So consider that when a public library provides a service to a distance learner, they may be creating a lifelong patron.
What I found most frustrating about Carleen’s post was the attitude of the University:
The response I recieved was that they didn’t feel the need to spend the money on another library since they had a computer lab and well, us. Unfortunately I wasn’t able to get it through to them how much their students need better access to university library resources. Not to mention, a university librarian… I get the feeling that they expect distance students going to other branches to travel all the way to the main campus in order to get full library services.
Well, I agree that they probably shouldn’t build a new library. However, they could offer information literacy classes online. They could create tutorials for their distance learners and put them in the students’ online classrooms. They could even collaborate with the public library. Perhaps they could give the librarians access to their databases, so that they could teach the students what was available and how to use it. Maybe they could purchase some print nursing resources and keep them at the library or could at least mail books to the public library. If the public librarians were willing, maybe they could use the computer lab at the satellite campus to teach information literacy classes (which would earn those public librarians a gold star in my book). The University library shouldn’t just leave it at “well the students should come to the main campus.” You go where your students are. You provide services to them at their point of need. Otherwise, what good are you?
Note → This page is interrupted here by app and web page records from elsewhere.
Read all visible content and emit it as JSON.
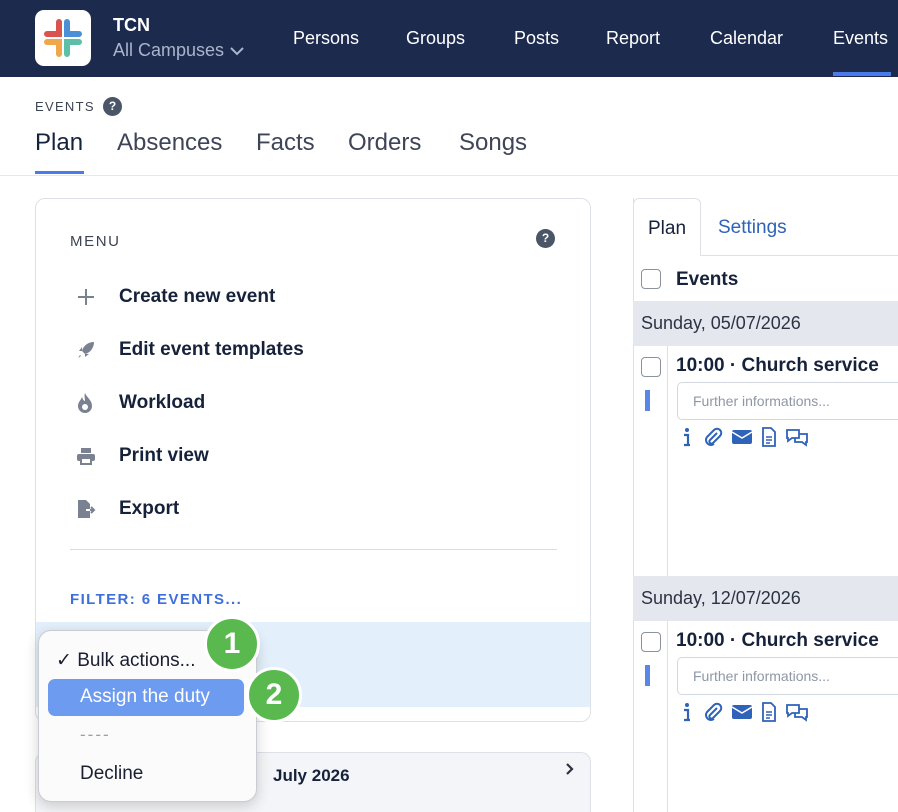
{
  "org": {
    "name": "TCN",
    "campus": "All Campuses"
  },
  "nav": [
    "Persons",
    "Groups",
    "Posts",
    "Report",
    "Calendar",
    "Events"
  ],
  "section": {
    "label": "EVENTS",
    "help": "?"
  },
  "subtabs": [
    "Plan",
    "Absences",
    "Facts",
    "Orders",
    "Songs"
  ],
  "menu": {
    "title": "MENU",
    "help": "?",
    "items": [
      {
        "label": "Create new event",
        "icon": "plus-icon"
      },
      {
        "label": "Edit event templates",
        "icon": "rocket-icon"
      },
      {
        "label": "Workload",
        "icon": "flame-icon"
      },
      {
        "label": "Print view",
        "icon": "printer-icon"
      },
      {
        "label": "Export",
        "icon": "file-export-icon"
      }
    ],
    "filter": "FILTER: 6 EVENTS..."
  },
  "bulk_dropdown": {
    "selected": "Bulk actions...",
    "check": "✓",
    "options": [
      "Assign the duty",
      "----",
      "Decline"
    ]
  },
  "month": {
    "label": "July 2026"
  },
  "right_pane": {
    "tabs": [
      "Plan",
      "Settings"
    ],
    "events_header": "Events",
    "days": [
      {
        "date": "Sunday, 05/07/2026",
        "event": "10:00 · Church service",
        "placeholder": "Further informations..."
      },
      {
        "date": "Sunday, 12/07/2026",
        "event": "10:00 · Church service",
        "placeholder": "Further informations..."
      }
    ],
    "action_icons": [
      "info-icon",
      "paperclip-icon",
      "envelope-icon",
      "document-icon",
      "comments-icon"
    ]
  },
  "badges": [
    "1",
    "2"
  ],
  "colors": {
    "topbar": "#1c2a4e",
    "accent": "#4a7bea",
    "highlight": "#6c9bf0",
    "badge": "#59b94f",
    "bulk_band": "#e3effa"
  }
}
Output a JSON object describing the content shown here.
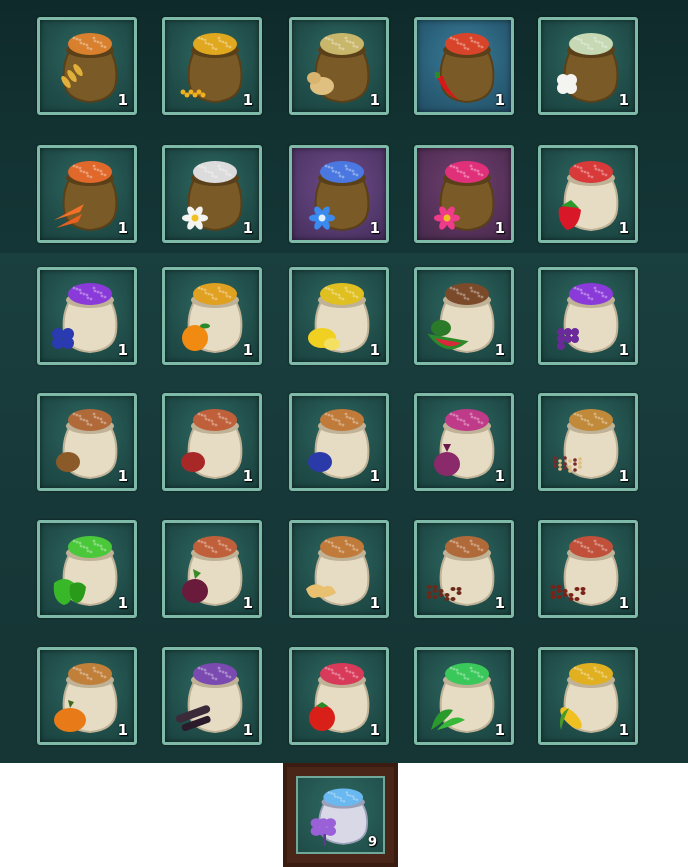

So many universities have gone gung-ho into offering online programs. These programs often make a lot of money for the universities. Too often, the university doesn’t put much (or any) of that money into the library. If you have online learners, chances are good that you’re going to need to beef up your library’s online services and collections. But the libraries don’t escape blame here. I have examined the websites of libraries at major universities that offer distance learning programs and have seen nothing for distance learners. If I search their site I will sometimes find a page that tells them how to log into the proxy server, but that’s it. Too many libraries don’t provide online information literacy instruction or even simple HTML tutorials. And even if they do, these services aren’t usually integrated into the online courseware the students use. A student’s course management system (WebCT, eCollege, Moodle, etc.) is essentially their online campus. If the library isn’t in there, how can you possibly expect your students to utilize your collections and services?
I feel very lucky that our library was never an afterthought when Norwich planned for distance learning. The library has been very well funded by the distance learning programs. We have been able to purchase a lot of new stuff for the distance learners and have been able to buy lots of books for students in programs where the online resources have been insufficient (like military history). But even if library services are an afterthought, there are a lot of things libraries can do to at least make their current resources more accessible to their students and easier to find. There is no excuse for a situation where a large chunk of your students are only using the public library for their research.